Wednesday, February 20, 2008
2008 Villanelle: Gravity
February 18-20, 2008
'Tis gravity that ages you and me;
we circuit day by day, year after year
on clockwork gears of earth, sun, moon and sea;
So round we go, flies on a string, and free
to rise or fall within our atmosphere;
'Tis gravity that ages you and me:
The constant pull and push on A through Z
grinds periodic elemental spheres
on clockwork gears of earth, sun, moon and sea:
As sure as warmth draws sap up through the tree
and water draws the root down deep and near,
'tis gravity that ages you and me.
All Adam's clay, we sink to whence we spring
(o just another ruse, dear Chanticleer).
On clockwork gears of earth, sun, moon and sea
the wheel of life-death-life spins until we,
weary, find rest in That which holds us dear.
'Tis gravity that ages you and me
on clockwork gears of earth, sun, moon and sea.
Hyperlinked here, are pages of a site with a favorite villanelle by Theodore Roethke, The Waking.

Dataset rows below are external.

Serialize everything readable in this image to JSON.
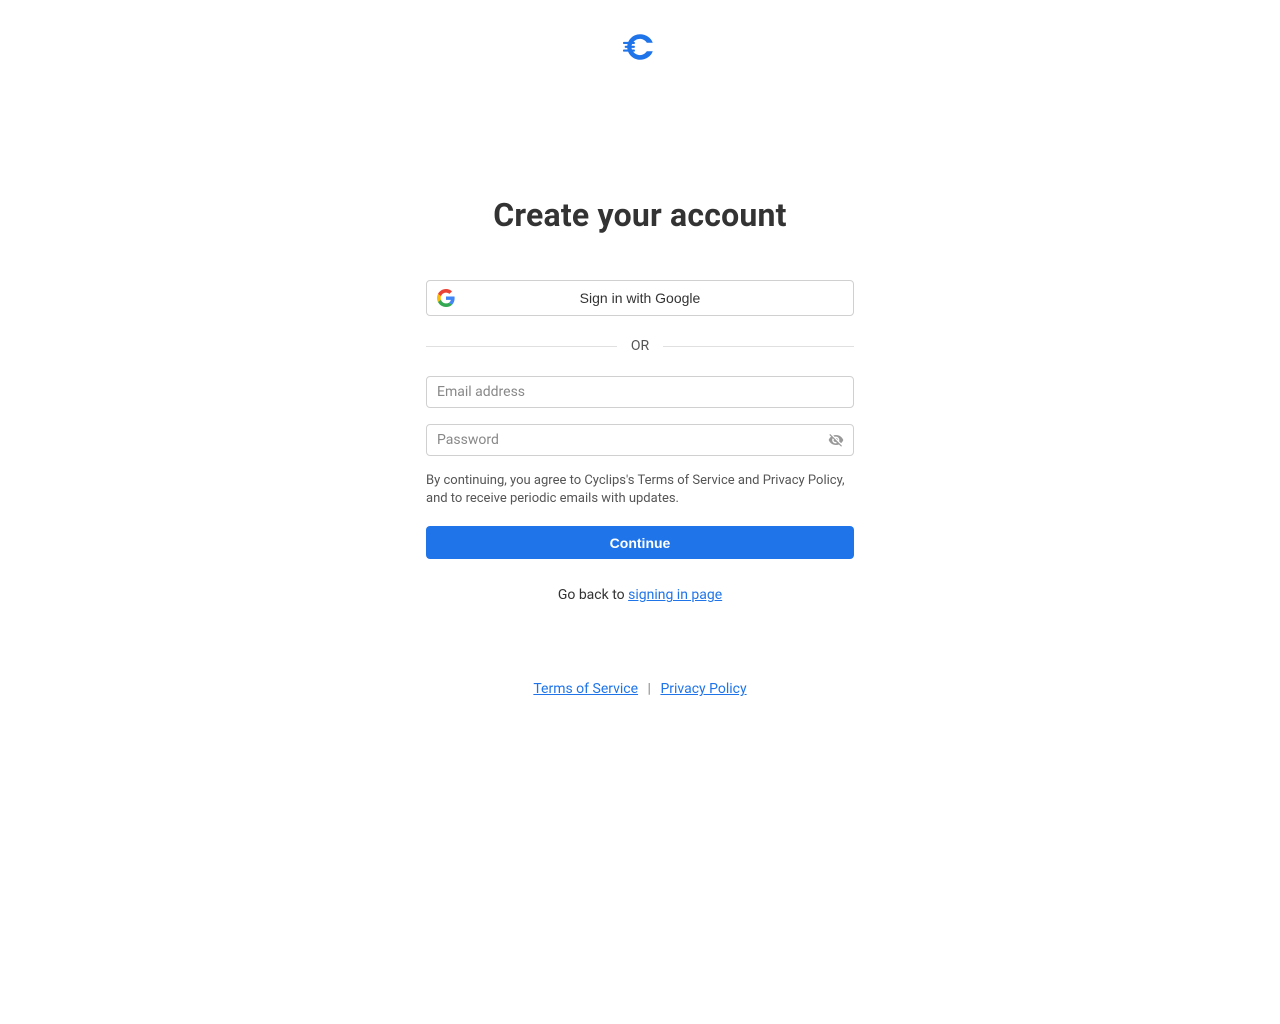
{
  "header": {
    "title": "Create your account"
  },
  "google_button": {
    "label": "Sign in with Google"
  },
  "divider": {
    "label": "OR"
  },
  "form": {
    "email_placeholder": "Email address",
    "password_placeholder": "Password",
    "terms_text": "By continuing, you agree to Cyclips's Terms of Service and Privacy Policy, and to receive periodic emails with updates.",
    "continue_label": "Continue"
  },
  "goback": {
    "prefix": "Go back to ",
    "link_label": "signing in page"
  },
  "footer": {
    "terms_label": "Terms of Service",
    "separator": "|",
    "privacy_label": "Privacy Policy"
  },
  "colors": {
    "primary": "#1f74ea"
  }
}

Also, Do Not Go Gentle Into That Good Night by Bob Dylan. Others villanelles and poems are available on the site, including a surprising one I've not read before: In Memory of the Unknown Poet, Robert Boardman Vaughn by Donald Justice. Here, I discovered a villanelle I like very much, Sugar Dada, by J. Allyn Rosser. I am especially drawn to Rosser's deep and Zennish, if not philosophically disillusioned lines, "Meaning lies in meaning's absence. The mist / Is always almost just about to lift./Nothing is truer. Dear, not even this ...". Love the poem.

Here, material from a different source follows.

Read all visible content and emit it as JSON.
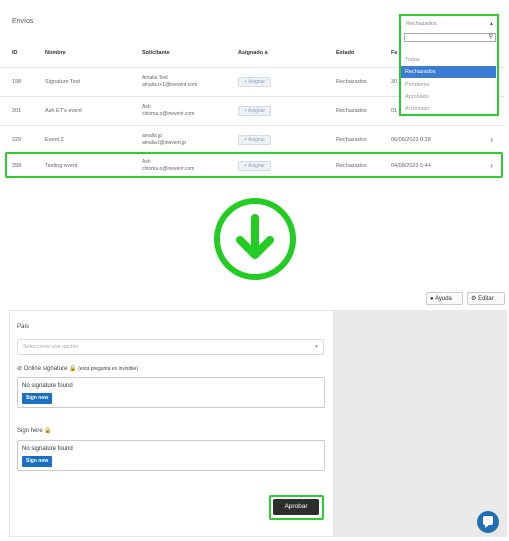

Another site with some of my favorite villanelles by other poets: Mad Girl's Love Song and by Sylvia Plath, One Art by Elizabeth Bishop; some also on the above site.